→ EXERCISE GOAL:
Copy each entry as written.

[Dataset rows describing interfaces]
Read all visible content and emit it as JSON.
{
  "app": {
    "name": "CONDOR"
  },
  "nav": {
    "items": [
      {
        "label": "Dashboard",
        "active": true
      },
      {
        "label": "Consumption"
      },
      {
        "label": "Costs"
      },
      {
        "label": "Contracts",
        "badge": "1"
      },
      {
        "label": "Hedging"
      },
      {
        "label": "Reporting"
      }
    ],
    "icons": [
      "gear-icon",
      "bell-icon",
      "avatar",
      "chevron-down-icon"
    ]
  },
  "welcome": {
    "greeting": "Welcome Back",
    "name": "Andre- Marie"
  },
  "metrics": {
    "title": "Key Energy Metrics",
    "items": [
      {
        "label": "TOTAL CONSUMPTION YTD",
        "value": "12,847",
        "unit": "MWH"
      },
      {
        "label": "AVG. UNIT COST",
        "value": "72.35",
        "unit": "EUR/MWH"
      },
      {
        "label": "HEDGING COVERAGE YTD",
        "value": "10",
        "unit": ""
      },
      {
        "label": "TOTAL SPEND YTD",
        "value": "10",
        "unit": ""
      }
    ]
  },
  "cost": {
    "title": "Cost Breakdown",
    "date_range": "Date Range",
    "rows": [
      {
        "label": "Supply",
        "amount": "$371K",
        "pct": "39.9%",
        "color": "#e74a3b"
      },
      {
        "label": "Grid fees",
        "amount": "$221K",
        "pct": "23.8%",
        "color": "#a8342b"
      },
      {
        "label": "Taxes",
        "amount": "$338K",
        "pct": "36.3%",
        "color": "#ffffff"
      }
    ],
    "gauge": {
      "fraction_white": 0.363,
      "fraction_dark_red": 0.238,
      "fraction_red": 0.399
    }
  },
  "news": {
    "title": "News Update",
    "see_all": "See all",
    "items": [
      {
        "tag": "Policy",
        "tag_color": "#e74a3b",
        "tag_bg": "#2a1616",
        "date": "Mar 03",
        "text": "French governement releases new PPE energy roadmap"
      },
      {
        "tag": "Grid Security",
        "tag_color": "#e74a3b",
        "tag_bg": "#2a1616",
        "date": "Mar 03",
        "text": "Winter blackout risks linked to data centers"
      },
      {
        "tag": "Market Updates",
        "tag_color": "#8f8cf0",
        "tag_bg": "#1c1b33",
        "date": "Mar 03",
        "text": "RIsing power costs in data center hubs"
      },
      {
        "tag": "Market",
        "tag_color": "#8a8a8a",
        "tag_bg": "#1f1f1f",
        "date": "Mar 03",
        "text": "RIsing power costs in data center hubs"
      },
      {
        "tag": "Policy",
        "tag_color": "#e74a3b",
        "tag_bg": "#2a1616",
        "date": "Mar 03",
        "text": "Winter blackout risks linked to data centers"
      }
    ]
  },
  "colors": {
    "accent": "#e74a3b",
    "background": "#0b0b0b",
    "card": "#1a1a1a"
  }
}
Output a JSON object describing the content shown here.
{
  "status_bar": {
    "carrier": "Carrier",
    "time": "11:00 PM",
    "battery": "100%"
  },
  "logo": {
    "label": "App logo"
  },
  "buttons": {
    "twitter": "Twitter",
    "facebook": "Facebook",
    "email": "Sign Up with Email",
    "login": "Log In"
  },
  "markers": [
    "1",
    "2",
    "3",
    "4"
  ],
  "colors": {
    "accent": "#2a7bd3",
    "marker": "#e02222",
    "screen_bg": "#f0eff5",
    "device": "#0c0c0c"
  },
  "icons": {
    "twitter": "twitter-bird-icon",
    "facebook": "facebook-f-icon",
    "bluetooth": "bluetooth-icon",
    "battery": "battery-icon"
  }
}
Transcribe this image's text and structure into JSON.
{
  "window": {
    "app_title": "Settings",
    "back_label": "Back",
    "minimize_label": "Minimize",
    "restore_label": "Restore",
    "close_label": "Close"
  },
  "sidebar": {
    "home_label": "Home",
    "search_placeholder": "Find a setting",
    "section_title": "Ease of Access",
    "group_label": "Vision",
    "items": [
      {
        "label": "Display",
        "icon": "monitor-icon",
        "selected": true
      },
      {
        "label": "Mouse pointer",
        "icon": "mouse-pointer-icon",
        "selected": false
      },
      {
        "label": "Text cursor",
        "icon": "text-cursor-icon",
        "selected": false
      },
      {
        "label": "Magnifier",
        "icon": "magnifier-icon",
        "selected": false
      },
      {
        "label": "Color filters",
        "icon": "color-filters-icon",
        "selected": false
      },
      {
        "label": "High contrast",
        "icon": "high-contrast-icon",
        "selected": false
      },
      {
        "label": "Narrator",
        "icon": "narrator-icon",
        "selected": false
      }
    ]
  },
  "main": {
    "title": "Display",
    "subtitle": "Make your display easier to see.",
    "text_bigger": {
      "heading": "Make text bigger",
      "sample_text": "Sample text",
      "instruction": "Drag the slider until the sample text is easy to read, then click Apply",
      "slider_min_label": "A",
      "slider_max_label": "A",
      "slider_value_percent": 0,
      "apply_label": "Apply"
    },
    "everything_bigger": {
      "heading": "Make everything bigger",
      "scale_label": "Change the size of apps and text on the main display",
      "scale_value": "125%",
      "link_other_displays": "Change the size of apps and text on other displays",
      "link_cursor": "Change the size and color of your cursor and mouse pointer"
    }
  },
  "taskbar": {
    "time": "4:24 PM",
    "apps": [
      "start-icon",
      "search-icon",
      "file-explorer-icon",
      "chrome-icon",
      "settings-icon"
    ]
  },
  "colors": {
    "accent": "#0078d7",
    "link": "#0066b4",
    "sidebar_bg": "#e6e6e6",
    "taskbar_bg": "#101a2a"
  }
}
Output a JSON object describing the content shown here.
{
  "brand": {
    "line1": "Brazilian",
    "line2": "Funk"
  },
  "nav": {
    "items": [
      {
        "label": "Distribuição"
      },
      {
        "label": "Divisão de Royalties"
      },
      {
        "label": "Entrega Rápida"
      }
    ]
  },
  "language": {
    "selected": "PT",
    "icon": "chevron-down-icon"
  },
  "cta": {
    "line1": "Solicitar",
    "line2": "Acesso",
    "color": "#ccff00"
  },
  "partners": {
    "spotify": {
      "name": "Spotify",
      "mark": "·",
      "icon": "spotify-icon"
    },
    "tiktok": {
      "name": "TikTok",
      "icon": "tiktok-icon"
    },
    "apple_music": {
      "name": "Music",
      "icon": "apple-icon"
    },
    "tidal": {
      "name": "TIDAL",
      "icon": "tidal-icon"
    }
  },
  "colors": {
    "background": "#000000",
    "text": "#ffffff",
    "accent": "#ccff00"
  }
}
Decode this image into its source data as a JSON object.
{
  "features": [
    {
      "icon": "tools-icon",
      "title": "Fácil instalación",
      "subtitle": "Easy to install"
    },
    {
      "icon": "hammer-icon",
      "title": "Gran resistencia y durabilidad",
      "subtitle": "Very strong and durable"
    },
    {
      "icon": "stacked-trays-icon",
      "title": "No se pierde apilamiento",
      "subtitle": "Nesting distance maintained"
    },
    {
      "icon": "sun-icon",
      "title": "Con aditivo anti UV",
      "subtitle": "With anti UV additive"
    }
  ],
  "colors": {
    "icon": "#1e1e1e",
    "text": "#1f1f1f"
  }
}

→ TASK RESULT:
Read all visible content and emit it as JSON.
{
  "app": {
    "name": "CONDOR"
  },
  "nav": {
    "items": [
      {
        "label": "Dashboard",
        "active": true
      },
      {
        "label": "Consumption"
      },
      {
        "label": "Costs"
      },
      {
        "label": "Contracts",
        "badge": "1"
      },
      {
        "label": "Hedging"
      },
      {
        "label": "Reporting"
      }
    ],
    "icons": [
      "gear-icon",
      "bell-icon",
      "avatar",
      "chevron-down-icon"
    ]
  },
  "welcome": {
    "greeting": "Welcome Back",
    "name": "Andre- Marie"
  },
  "metrics": {
    "title": "Key Energy Metrics",
    "items": [
      {
        "label": "TOTAL CONSUMPTION YTD",
        "value": "12,847",
        "unit": "MWH"
      },
      {
        "label": "AVG. UNIT COST",
        "value": "72.35",
        "unit": "EUR/MWH"
      },
      {
        "label": "HEDGING COVERAGE YTD",
        "value": "10",
        "unit": ""
      },
      {
        "label": "TOTAL SPEND YTD",
        "value": "10",
        "unit": ""
      }
    ]
  },
  "cost": {
    "title": "Cost Breakdown",
    "date_range": "Date Range",
    "rows": [
      {
        "label": "Supply",
        "amount": "$371K",
        "pct": "39.9%",
        "color": "#e74a3b"
      },
      {
        "label": "Grid fees",
        "amount": "$221K",
        "pct": "23.8%",
        "color": "#a8342b"
      },
      {
        "label": "Taxes",
        "amount": "$338K",
        "pct": "36.3%",
        "color": "#ffffff"
      }
    ],
    "gauge": {
      "fraction_white": 0.363,
      "fraction_dark_red": 0.238,
      "fraction_red": 0.399
    }
  },
  "news": {
    "title": "News Update",
    "see_all": "See all",
    "items": [
      {
        "tag": "Policy",
        "tag_color": "#e74a3b",
        "tag_bg": "#2a1616",
        "date": "Mar 03",
        "text": "French governement releases new PPE energy roadmap"
      },
      {
        "tag": "Grid Security",
        "tag_color": "#e74a3b",
        "tag_bg": "#2a1616",
        "date": "Mar 03",
        "text": "Winter blackout risks linked to data centers"
      },
      {
        "tag": "Market Updates",
        "tag_color": "#8f8cf0",
        "tag_bg": "#1c1b33",
        "date": "Mar 03",
        "text": "RIsing power costs in data center hubs"
      },
      {
        "tag": "Market",
        "tag_color": "#8a8a8a",
        "tag_bg": "#1f1f1f",
        "date": "Mar 03",
        "text": "RIsing power costs in data center hubs"
      },
      {
        "tag": "Policy",
        "tag_color": "#e74a3b",
        "tag_bg": "#2a1616",
        "date": "Mar 03",
        "text": "Winter blackout risks linked to data centers"
      }
    ]
  },
  "colors": {
    "accent": "#e74a3b",
    "background": "#0b0b0b",
    "card": "#1a1a1a"
  }
}
Output a JSON object describing the content shown here.
{
  "status_bar": {
    "carrier": "Carrier",
    "time": "11:00 PM",
    "battery": "100%"
  },
  "logo": {
    "label": "App logo"
  },
  "buttons": {
    "twitter": "Twitter",
    "facebook": "Facebook",
    "email": "Sign Up with Email",
    "login": "Log In"
  },
  "markers": [
    "1",
    "2",
    "3",
    "4"
  ],
  "colors": {
    "accent": "#2a7bd3",
    "marker": "#e02222",
    "screen_bg": "#f0eff5",
    "device": "#0c0c0c"
  },
  "icons": {
    "twitter": "twitter-bird-icon",
    "facebook": "facebook-f-icon",
    "bluetooth": "bluetooth-icon",
    "battery": "battery-icon"
  }
}
Transcribe this image's text and structure into JSON.
{
  "window": {
    "app_title": "Settings",
    "back_label": "Back",
    "minimize_label": "Minimize",
    "restore_label": "Restore",
    "close_label": "Close"
  },
  "sidebar": {
    "home_label": "Home",
    "search_placeholder": "Find a setting",
    "section_title": "Ease of Access",
    "group_label": "Vision",
    "items": [
      {
        "label": "Display",
        "icon": "monitor-icon",
        "selected": true
      },
      {
        "label": "Mouse pointer",
        "icon": "mouse-pointer-icon",
        "selected": false
      },
      {
        "label": "Text cursor",
        "icon": "text-cursor-icon",
        "selected": false
      },
      {
        "label": "Magnifier",
        "icon": "magnifier-icon",
        "selected": false
      },
      {
        "label": "Color filters",
        "icon": "color-filters-icon",
        "selected": false
      },
      {
        "label": "High contrast",
        "icon": "high-contrast-icon",
        "selected": false
      },
      {
        "label": "Narrator",
        "icon": "narrator-icon",
        "selected": false
      }
    ]
  },
  "main": {
    "title": "Display",
    "subtitle": "Make your display easier to see.",
    "text_bigger": {
      "heading": "Make text bigger",
      "sample_text": "Sample text",
      "instruction": "Drag the slider until the sample text is easy to read, then click Apply",
      "slider_min_label": "A",
      "slider_max_label": "A",
      "slider_value_percent": 0,
      "apply_label": "Apply"
    },
    "everything_bigger": {
      "heading": "Make everything bigger",
      "scale_label": "Change the size of apps and text on the main display",
      "scale_value": "125%",
      "link_other_displays": "Change the size of apps and text on other displays",
      "link_cursor": "Change the size and color of your cursor and mouse pointer"
    }
  },
  "taskbar": {
    "time": "4:24 PM",
    "apps": [
      "start-icon",
      "search-icon",
      "file-explorer-icon",
      "chrome-icon",
      "settings-icon"
    ]
  },
  "colors": {
    "accent": "#0078d7",
    "link": "#0066b4",
    "sidebar_bg": "#e6e6e6",
    "taskbar_bg": "#101a2a"
  }
}
Output a JSON object describing the content shown here.
{
  "brand": {
    "line1": "Brazilian",
    "line2": "Funk"
  },
  "nav": {
    "items": [
      {
        "label": "Distribuição"
      },
      {
        "label": "Divisão de Royalties"
      },
      {
        "label": "Entrega Rápida"
      }
    ]
  },
  "language": {
    "selected": "PT",
    "icon": "chevron-down-icon"
  },
  "cta": {
    "line1": "Solicitar",
    "line2": "Acesso",
    "color": "#ccff00"
  },
  "partners": {
    "spotify": {
      "name": "Spotify",
      "mark": "·",
      "icon": "spotify-icon"
    },
    "tiktok": {
      "name": "TikTok",
      "icon": "tiktok-icon"
    },
    "apple_music": {
      "name": "Music",
      "icon": "apple-icon"
    },
    "tidal": {
      "name": "TIDAL",
      "icon": "tidal-icon"
    }
  },
  "colors": {
    "background": "#000000",
    "text": "#ffffff",
    "accent": "#ccff00"
  }
}
Decode this image into its source data as a JSON object.
{
  "features": [
    {
      "icon": "tools-icon",
      "title": "Fácil instalación",
      "subtitle": "Easy to install"
    },
    {
      "icon": "hammer-icon",
      "title": "Gran resistencia y durabilidad",
      "subtitle": "Very strong and durable"
    },
    {
      "icon": "stacked-trays-icon",
      "title": "No se pierde apilamiento",
      "subtitle": "Nesting distance maintained"
    },
    {
      "icon": "sun-icon",
      "title": "Con aditivo anti UV",
      "subtitle": "With anti UV additive"
    }
  ],
  "colors": {
    "icon": "#1e1e1e",
    "text": "#1f1f1f"
  }
}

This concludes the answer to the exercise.